▶ **INFORMATION PROVIDED**:
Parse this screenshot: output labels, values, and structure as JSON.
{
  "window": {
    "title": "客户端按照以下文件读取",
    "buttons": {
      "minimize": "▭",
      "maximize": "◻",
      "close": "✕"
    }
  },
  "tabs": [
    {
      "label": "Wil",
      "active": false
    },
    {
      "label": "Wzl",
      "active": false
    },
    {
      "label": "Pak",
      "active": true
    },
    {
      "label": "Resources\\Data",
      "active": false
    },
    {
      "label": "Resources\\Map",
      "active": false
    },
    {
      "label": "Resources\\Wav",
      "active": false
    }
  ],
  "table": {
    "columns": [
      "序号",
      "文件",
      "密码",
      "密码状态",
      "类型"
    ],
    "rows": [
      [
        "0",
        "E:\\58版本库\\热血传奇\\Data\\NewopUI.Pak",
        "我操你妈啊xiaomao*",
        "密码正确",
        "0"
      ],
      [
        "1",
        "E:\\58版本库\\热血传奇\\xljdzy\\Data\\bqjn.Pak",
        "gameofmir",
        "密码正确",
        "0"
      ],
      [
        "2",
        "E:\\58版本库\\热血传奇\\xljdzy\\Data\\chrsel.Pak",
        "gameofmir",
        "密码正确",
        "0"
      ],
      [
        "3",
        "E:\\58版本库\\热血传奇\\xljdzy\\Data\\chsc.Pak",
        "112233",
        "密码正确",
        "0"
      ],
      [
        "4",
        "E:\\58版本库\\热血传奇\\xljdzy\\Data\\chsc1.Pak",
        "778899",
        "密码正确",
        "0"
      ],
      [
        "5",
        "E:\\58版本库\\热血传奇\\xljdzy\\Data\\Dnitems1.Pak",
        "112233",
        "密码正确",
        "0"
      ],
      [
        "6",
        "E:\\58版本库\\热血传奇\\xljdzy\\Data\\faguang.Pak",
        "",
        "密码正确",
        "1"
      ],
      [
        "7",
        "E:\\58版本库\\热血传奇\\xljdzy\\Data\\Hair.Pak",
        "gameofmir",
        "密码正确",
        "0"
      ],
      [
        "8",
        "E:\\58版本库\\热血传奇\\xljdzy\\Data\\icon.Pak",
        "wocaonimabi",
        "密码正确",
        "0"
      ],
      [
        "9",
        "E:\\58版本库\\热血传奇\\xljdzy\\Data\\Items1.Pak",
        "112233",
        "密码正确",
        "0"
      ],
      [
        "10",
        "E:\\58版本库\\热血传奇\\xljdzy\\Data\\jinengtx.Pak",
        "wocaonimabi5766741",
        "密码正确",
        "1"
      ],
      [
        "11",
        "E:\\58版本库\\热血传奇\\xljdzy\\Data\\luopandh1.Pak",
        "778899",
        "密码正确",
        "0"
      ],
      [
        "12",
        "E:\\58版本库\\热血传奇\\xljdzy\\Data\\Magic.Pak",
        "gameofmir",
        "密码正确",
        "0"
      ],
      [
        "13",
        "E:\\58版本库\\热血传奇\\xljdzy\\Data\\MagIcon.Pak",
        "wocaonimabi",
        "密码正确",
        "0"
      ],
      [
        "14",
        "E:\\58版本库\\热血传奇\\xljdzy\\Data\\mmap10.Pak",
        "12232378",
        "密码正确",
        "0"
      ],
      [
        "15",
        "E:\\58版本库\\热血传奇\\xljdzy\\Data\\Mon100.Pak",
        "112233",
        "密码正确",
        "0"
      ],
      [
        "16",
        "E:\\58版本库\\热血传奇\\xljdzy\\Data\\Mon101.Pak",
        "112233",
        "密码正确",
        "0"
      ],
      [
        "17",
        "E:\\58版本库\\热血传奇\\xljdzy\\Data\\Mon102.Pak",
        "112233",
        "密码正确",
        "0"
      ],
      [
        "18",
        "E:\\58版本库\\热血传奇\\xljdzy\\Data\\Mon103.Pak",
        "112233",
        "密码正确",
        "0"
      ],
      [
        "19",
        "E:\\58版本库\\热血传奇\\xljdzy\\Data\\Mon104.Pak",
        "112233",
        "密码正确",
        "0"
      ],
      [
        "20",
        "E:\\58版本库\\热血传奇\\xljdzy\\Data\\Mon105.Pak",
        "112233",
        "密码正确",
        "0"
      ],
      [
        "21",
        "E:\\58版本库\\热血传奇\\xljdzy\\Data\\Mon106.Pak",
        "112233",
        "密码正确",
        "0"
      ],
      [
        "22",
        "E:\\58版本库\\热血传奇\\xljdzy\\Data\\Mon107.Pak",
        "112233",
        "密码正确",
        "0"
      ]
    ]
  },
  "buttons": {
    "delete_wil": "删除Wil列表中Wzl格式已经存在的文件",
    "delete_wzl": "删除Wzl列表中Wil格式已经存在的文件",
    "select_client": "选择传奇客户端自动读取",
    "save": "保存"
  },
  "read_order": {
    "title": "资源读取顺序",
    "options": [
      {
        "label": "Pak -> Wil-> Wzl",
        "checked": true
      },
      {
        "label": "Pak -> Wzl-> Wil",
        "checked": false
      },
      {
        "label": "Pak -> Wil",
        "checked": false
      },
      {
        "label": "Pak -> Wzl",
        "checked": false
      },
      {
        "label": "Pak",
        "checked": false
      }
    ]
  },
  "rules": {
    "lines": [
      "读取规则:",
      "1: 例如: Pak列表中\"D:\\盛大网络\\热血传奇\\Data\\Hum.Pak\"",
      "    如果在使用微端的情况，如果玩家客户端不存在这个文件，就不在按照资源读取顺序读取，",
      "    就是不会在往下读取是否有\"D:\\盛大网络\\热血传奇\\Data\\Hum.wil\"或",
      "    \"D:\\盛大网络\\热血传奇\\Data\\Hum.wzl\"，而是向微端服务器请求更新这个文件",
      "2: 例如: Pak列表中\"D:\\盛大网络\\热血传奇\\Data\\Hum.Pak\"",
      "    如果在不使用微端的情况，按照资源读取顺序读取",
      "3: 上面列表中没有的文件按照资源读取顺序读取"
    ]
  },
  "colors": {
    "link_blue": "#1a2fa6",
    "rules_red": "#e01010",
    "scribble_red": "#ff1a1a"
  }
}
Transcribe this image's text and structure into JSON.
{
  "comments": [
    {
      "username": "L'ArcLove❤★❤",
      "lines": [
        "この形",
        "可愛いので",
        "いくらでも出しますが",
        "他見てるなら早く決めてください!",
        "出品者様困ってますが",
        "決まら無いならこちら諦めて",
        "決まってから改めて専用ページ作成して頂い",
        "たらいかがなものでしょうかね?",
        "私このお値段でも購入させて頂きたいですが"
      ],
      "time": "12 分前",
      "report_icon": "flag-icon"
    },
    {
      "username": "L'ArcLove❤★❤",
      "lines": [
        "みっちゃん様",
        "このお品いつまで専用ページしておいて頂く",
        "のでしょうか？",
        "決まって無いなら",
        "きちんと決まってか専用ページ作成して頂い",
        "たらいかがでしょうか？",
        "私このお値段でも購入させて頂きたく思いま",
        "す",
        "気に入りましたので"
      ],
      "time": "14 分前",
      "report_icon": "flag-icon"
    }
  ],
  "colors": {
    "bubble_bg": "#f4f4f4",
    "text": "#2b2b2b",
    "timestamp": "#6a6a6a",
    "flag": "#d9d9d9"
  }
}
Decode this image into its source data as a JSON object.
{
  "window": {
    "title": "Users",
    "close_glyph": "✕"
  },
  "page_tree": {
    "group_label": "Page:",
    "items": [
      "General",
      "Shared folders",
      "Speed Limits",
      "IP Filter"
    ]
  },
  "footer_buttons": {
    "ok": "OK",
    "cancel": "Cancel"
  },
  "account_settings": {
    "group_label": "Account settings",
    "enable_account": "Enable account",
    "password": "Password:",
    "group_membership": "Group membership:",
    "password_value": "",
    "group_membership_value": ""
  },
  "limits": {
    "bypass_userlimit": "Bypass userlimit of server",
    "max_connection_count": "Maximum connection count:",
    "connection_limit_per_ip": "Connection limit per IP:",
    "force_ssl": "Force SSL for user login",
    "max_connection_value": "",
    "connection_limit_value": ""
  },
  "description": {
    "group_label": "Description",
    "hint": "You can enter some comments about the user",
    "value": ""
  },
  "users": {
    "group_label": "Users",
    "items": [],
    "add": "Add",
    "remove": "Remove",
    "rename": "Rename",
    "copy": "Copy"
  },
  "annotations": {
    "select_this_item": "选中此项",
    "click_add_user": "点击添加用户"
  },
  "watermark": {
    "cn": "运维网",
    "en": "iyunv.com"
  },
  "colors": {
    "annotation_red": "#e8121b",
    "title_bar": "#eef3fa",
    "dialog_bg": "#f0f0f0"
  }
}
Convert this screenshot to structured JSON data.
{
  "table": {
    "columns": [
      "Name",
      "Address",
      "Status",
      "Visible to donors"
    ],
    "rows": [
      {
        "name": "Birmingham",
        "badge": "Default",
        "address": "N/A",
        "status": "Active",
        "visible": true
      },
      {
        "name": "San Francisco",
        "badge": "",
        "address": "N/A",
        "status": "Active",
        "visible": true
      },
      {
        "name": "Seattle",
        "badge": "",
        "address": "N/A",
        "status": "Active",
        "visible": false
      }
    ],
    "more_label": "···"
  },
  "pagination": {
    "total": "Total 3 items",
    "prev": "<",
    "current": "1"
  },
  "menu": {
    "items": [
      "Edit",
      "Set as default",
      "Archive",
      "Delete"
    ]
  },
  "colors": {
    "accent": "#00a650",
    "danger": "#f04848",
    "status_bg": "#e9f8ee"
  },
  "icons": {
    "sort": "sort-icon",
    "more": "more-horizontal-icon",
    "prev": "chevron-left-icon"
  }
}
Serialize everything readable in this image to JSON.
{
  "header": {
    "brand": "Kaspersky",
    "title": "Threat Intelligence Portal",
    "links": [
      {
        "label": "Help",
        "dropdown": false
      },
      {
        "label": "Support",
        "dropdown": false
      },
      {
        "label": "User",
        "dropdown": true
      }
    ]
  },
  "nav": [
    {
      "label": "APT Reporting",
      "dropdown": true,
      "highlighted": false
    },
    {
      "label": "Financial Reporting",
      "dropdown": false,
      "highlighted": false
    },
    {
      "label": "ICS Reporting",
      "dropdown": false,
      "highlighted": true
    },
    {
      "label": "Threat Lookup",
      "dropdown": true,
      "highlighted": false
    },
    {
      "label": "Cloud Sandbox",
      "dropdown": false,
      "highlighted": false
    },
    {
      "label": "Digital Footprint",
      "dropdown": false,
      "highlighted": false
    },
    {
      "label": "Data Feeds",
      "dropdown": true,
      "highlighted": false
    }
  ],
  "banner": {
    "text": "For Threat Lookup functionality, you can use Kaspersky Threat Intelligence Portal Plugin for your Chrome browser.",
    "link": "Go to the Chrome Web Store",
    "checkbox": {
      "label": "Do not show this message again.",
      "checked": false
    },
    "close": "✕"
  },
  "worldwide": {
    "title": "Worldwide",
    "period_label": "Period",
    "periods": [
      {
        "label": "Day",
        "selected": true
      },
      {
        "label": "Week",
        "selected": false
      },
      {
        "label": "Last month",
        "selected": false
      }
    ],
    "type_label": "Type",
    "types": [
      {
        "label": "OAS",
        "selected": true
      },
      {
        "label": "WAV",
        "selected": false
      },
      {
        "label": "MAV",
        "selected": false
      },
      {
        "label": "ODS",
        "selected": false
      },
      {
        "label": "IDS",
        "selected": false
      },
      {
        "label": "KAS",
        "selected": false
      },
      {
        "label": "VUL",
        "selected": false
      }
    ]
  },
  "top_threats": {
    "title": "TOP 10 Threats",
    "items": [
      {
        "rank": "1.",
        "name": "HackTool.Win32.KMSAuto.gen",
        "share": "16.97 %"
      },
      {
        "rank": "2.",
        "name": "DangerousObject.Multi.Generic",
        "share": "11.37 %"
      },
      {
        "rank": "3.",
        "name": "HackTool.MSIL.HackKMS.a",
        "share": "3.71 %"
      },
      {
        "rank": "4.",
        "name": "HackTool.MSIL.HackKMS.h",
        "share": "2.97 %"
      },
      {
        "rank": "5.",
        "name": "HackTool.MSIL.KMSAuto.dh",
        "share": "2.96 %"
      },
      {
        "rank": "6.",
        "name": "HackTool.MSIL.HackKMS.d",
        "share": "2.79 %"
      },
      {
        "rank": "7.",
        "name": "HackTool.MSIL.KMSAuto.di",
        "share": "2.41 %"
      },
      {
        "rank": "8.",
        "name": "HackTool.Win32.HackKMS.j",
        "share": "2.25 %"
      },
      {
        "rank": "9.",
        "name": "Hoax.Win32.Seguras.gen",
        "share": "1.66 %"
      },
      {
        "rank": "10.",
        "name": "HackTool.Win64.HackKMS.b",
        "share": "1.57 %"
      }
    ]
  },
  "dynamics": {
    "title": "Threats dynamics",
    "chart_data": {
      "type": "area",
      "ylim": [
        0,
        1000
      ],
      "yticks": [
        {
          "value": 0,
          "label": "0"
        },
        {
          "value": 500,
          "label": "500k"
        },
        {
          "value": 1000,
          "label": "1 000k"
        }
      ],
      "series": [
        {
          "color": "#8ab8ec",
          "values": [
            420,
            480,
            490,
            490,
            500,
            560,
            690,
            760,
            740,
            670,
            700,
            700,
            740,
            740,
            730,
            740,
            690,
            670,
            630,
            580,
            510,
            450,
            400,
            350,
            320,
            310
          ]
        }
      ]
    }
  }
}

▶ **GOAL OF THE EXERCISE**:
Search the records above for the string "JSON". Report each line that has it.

▶ **OUTPUT BELOW**:
Parse this screenshot: output labels, values, and structure as JSON.
Transcribe this image's text and structure into JSON.
Decode this image into its source data as a JSON object.
Convert this screenshot to structured JSON data.
Serialize everything readable in this image to JSON.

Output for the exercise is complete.